Required work: Go through the data underneath and copy every line exactly.
▼
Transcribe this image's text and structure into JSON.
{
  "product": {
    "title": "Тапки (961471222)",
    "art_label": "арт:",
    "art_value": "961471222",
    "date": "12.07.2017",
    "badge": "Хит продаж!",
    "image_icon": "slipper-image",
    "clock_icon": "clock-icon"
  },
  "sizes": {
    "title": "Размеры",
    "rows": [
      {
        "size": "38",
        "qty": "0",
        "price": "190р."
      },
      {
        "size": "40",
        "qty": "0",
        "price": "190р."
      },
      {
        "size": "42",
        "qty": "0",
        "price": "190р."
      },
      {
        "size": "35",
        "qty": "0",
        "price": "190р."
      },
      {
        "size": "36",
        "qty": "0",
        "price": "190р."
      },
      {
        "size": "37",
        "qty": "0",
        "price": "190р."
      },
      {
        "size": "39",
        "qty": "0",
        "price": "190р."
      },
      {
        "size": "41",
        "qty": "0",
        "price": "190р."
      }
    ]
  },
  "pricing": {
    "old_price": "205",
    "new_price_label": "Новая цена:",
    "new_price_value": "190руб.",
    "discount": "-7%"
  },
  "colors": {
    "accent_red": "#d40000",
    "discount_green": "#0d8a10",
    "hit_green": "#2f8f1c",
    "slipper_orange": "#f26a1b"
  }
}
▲
Response below:
Transcribe this image's text and structure into JSON.
{
  "product": {
    "title": "Тапки (961471222)",
    "art_label": "арт:",
    "art_value": "961471222",
    "date": "12.07.2017",
    "badge": "Хит продаж!",
    "image_icon": "slipper-image",
    "clock_icon": "clock-icon"
  },
  "sizes": {
    "title": "Размеры",
    "rows": [
      {
        "size": "38",
        "qty": "0",
        "price": "190р."
      },
      {
        "size": "40",
        "qty": "0",
        "price": "190р."
      },
      {
        "size": "42",
        "qty": "0",
        "price": "190р."
      },
      {
        "size": "35",
        "qty": "0",
        "price": "190р."
      },
      {
        "size": "36",
        "qty": "0",
        "price": "190р."
      },
      {
        "size": "37",
        "qty": "0",
        "price": "190р."
      },
      {
        "size": "39",
        "qty": "0",
        "price": "190р."
      },
      {
        "size": "41",
        "qty": "0",
        "price": "190р."
      }
    ]
  },
  "pricing": {
    "old_price": "205",
    "new_price_label": "Новая цена:",
    "new_price_value": "190руб.",
    "discount": "-7%"
  },
  "colors": {
    "accent_red": "#d40000",
    "discount_green": "#0d8a10",
    "hit_green": "#2f8f1c",
    "slipper_orange": "#f26a1b"
  }
}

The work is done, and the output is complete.